Your Majesty Sultan Qaboos bin Said,
We, the undersigned organisations, write to you regarding the systematic targeting of journalists, human rights defenders and online activists by the Internal Security Service (ISS) in Oman.
We believe that these recent arrests and prosecutions are part of an ongoing attempt to silence and curtail the right to press freedom as well as freedom of expression.
Since October 10, 2016, the three Azamn journalists sentenced to years in prison by the Court of First Instance in Muscat are free, pending the outcome of the appeal which is expected on November 7th.

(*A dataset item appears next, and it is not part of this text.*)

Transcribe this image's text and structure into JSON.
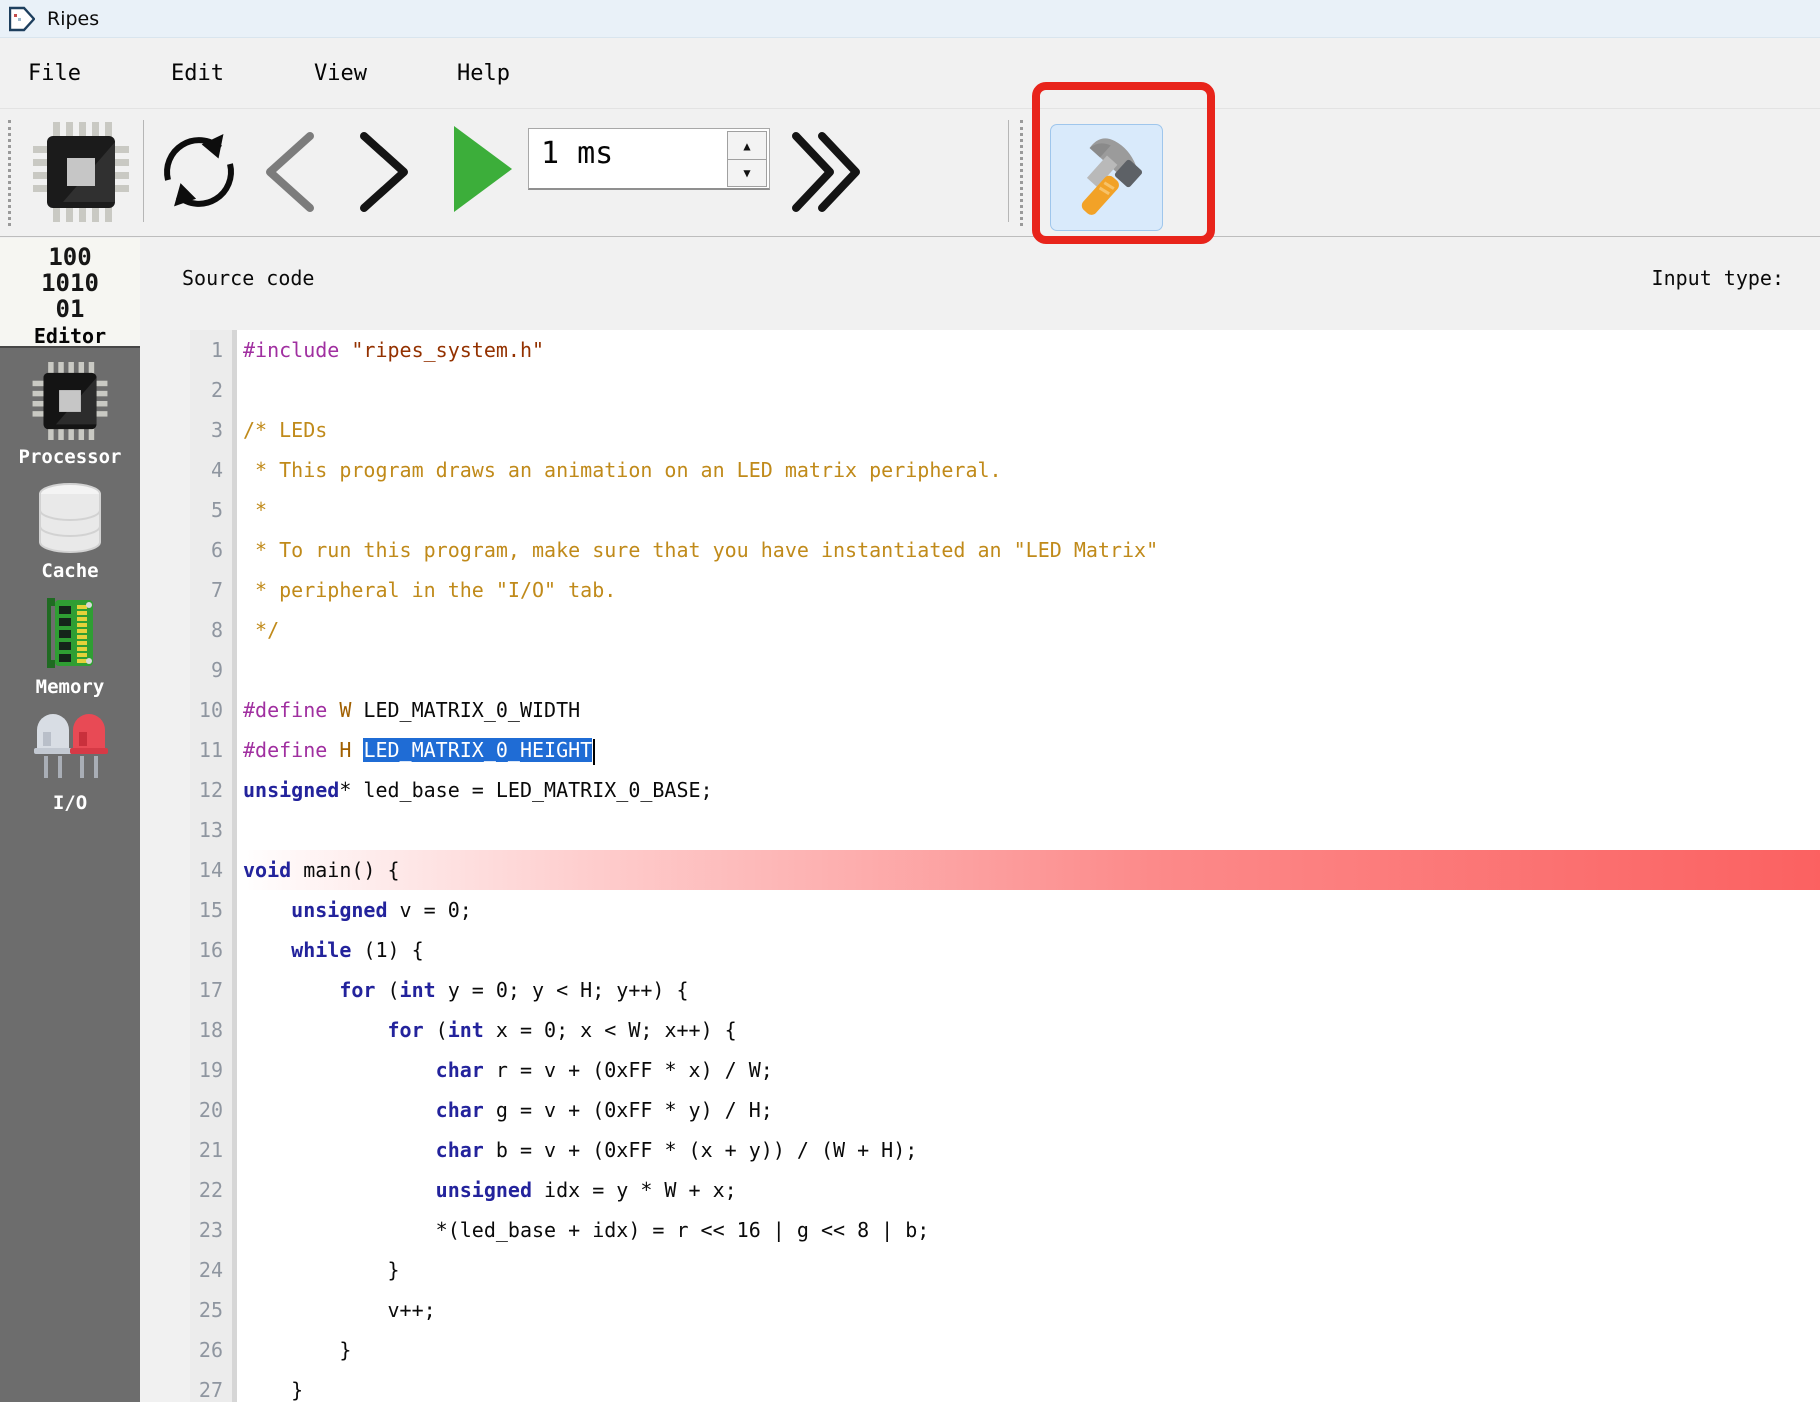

Ibrahim Al-Maamari, the editor-in-chief of the Omani independent newspaper Azamn, and managing editor Youssef Al-Haj were freed after the appeal court, at their lawyers’ request, reduced the amount of bail to 2,000 rials (4,000 euros) from the 50,000 rials (110,000 euros) set by the court that convicted them. The third defendant in this case, Azamn local news editor Zaher Al-Abri, was already released conditionally on August 22nd.
On September 26, 2016, the Court of First Instance had imposed harsh jail sentences on these three journalists and ordered the permanent closure of the Azamn newspaper.
The arrests of the journalists and the closure of the newspaper came after a report, published in July 2016, which accused unnamed officials of influencing the Chief Magistrate of the Supreme Court, to intervene in judicial proceedings. The Vice-President of the Supreme Court thanked the newspaper for the report and for dissemination of “facts without a slur on anybody”.
More precisely, Ibrahim Al-Maamari and Yousef Al-Haj were convicted of four common charges – “disturbing public order, misuse of the Internet, publishing details of a civil case, and undermining the prestige of the state.” They were sentenced to three years’ imprisonment, in addition to a fine of 3000 RO and a ban on working as a journalist for a period of one year. Two additional charges were brought against Yousef Al-Haj: “publishing about a case for which a decree had been issued to ban news about it, and slander.”
Journalist Zaher Al-Abri was sentenced to one-year imprisonment and fined 1000 RO after being found guilty of using “an information network [the Internet] for the dissemination of material that might be prejudicial to public order.”
These harsh sentences are a clear attempt to hinder the work of journalists and to curtail the right to freedom of expression and opinion in Oman. The imprisonment of journalists whose only crime was to exercise their profession in a legitimate manner and the censorship of this story do not bode well for the future of journalism and civil liberties in the Sultanate, which is ranked 125th out of 180 countries in the 2016 World Press Freedom Index compiled by Reporters Without Borders.
In relation with the Azamn case, many online activists showing support with the journalists were targeted by the authorities. Saqr Al-Balushi, and writer Hamood Al-Shukaily, arrested both respectively on October 5th and August 14th, remain in detention. Mohammed Al-Harthi, however, who was arrested on August 18th in relation with posts he made on Twitter in which he expressed his views on corruption and solidarity with the Azamn newspaper, was released the following day.
The undersigned organisations express serious concern at the ISS’ systematic targeting of journalists, writers, human rights defenders including online activists, and view it as a deplorable and urgent threat to media freedom and freedom of expression in Oman.
We call on you to use your influence in Oman to: